_How to complete this task:_ Once a line is found to contain "What", copy it out of the listing.

_Source material:_
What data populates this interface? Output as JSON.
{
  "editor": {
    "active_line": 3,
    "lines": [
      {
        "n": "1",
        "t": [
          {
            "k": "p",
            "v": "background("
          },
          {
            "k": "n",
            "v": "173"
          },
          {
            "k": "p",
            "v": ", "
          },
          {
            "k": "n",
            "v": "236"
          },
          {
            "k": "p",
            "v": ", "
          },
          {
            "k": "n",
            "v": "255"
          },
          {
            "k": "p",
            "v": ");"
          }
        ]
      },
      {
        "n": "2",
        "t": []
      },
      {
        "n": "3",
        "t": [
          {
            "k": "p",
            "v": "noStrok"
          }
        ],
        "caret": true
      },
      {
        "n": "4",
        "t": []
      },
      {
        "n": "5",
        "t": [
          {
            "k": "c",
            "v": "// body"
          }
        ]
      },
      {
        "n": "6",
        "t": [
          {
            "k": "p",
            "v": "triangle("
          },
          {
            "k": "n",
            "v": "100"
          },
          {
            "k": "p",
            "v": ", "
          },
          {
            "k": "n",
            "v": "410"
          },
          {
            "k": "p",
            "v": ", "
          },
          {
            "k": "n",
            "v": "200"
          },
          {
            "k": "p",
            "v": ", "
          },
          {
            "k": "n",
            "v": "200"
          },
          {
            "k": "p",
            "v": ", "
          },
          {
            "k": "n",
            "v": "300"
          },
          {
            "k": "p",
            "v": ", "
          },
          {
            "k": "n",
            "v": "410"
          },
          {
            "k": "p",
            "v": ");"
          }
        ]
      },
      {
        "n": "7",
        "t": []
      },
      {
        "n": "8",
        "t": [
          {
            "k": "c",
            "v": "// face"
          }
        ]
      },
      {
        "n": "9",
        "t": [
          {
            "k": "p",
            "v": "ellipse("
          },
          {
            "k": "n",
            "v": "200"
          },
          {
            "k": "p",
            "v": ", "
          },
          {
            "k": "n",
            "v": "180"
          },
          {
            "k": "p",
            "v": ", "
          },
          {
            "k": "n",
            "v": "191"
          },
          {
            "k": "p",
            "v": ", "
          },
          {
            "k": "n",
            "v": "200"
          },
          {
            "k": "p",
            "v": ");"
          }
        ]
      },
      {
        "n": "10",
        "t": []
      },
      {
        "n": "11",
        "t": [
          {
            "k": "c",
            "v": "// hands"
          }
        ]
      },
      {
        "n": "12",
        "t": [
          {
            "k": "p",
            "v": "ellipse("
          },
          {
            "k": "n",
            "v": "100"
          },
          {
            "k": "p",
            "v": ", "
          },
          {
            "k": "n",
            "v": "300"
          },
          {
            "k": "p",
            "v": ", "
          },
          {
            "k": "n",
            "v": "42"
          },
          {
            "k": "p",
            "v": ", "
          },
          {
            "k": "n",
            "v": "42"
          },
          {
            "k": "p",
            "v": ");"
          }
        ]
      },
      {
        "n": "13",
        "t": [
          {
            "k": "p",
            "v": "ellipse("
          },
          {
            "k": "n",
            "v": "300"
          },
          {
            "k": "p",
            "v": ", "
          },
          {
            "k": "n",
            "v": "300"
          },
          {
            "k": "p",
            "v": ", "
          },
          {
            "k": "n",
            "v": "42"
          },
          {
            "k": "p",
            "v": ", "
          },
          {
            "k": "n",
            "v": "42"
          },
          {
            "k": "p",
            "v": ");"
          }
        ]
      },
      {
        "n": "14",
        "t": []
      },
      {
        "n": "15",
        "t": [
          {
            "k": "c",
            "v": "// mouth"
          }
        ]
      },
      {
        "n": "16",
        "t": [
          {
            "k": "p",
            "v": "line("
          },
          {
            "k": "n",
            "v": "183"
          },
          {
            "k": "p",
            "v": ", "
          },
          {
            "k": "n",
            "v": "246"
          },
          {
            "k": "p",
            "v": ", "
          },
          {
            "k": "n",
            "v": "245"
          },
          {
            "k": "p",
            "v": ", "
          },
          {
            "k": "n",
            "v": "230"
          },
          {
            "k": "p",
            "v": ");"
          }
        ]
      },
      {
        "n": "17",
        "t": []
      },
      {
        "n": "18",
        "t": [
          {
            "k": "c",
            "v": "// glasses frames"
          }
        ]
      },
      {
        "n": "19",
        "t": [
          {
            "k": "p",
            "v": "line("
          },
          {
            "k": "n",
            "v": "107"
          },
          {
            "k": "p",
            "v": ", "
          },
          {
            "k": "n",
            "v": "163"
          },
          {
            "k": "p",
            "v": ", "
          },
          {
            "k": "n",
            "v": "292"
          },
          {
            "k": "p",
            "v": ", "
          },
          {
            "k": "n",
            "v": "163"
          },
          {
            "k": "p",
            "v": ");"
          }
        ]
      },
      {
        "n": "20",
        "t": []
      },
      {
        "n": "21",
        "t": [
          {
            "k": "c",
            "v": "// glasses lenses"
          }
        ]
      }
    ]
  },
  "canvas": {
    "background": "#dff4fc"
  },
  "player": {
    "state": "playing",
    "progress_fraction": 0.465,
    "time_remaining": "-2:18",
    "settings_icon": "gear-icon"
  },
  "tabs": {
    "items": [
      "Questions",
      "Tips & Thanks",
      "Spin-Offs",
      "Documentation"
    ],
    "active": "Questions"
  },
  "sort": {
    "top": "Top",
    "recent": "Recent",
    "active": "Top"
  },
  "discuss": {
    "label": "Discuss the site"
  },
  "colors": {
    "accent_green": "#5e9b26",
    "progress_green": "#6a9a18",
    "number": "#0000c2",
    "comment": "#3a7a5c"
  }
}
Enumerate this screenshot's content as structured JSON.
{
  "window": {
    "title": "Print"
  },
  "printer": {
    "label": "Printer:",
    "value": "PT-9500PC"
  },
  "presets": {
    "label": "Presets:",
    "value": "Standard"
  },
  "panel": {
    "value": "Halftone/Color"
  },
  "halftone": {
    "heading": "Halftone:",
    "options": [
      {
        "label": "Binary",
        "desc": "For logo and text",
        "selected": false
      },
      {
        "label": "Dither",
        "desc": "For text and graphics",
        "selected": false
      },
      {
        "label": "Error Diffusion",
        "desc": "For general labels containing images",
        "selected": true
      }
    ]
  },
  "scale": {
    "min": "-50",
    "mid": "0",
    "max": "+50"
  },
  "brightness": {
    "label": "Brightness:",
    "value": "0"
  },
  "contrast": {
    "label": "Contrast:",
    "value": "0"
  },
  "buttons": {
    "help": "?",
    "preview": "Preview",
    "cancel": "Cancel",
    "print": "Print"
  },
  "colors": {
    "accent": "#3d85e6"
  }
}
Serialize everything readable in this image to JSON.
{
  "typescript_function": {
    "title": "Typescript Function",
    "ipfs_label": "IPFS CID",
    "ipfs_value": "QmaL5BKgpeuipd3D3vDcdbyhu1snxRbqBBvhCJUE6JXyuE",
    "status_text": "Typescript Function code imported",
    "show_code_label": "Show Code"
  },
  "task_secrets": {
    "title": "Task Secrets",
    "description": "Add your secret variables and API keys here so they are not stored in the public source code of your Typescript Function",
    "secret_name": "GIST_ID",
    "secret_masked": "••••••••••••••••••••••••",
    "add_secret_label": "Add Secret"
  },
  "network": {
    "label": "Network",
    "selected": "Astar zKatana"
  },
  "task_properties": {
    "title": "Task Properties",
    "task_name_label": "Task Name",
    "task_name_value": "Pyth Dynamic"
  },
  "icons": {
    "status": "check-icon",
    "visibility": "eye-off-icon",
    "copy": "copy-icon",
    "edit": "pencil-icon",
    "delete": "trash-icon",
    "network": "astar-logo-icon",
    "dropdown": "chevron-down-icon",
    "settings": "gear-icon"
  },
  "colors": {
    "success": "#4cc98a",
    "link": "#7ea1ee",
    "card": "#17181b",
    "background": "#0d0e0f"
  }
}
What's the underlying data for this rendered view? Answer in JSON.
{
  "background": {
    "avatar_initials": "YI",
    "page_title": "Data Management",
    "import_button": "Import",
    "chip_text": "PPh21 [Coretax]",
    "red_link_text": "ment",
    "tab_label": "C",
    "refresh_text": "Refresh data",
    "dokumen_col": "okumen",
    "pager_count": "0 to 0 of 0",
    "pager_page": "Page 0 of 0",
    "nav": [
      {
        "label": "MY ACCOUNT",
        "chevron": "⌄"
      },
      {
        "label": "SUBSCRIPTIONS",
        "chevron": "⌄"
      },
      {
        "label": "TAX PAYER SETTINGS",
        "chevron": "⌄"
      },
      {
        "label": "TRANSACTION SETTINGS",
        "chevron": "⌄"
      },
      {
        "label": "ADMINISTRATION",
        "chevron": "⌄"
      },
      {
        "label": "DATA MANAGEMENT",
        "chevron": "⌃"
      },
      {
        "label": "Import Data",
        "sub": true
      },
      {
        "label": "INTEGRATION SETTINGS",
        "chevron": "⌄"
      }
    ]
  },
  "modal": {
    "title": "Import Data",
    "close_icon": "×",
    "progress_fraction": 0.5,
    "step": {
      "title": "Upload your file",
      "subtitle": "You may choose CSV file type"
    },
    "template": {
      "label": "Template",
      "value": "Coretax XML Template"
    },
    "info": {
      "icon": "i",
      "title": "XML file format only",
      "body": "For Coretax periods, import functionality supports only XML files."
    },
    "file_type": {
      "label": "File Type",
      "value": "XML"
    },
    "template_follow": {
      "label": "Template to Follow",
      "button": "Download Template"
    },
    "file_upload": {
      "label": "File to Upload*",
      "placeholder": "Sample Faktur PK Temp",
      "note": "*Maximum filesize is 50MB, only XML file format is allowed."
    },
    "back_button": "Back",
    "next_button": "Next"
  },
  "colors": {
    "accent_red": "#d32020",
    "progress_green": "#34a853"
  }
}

_Response area:_
What data populates this interface? Output as JSON.
What's the underlying data for this rendered view? Answer in JSON.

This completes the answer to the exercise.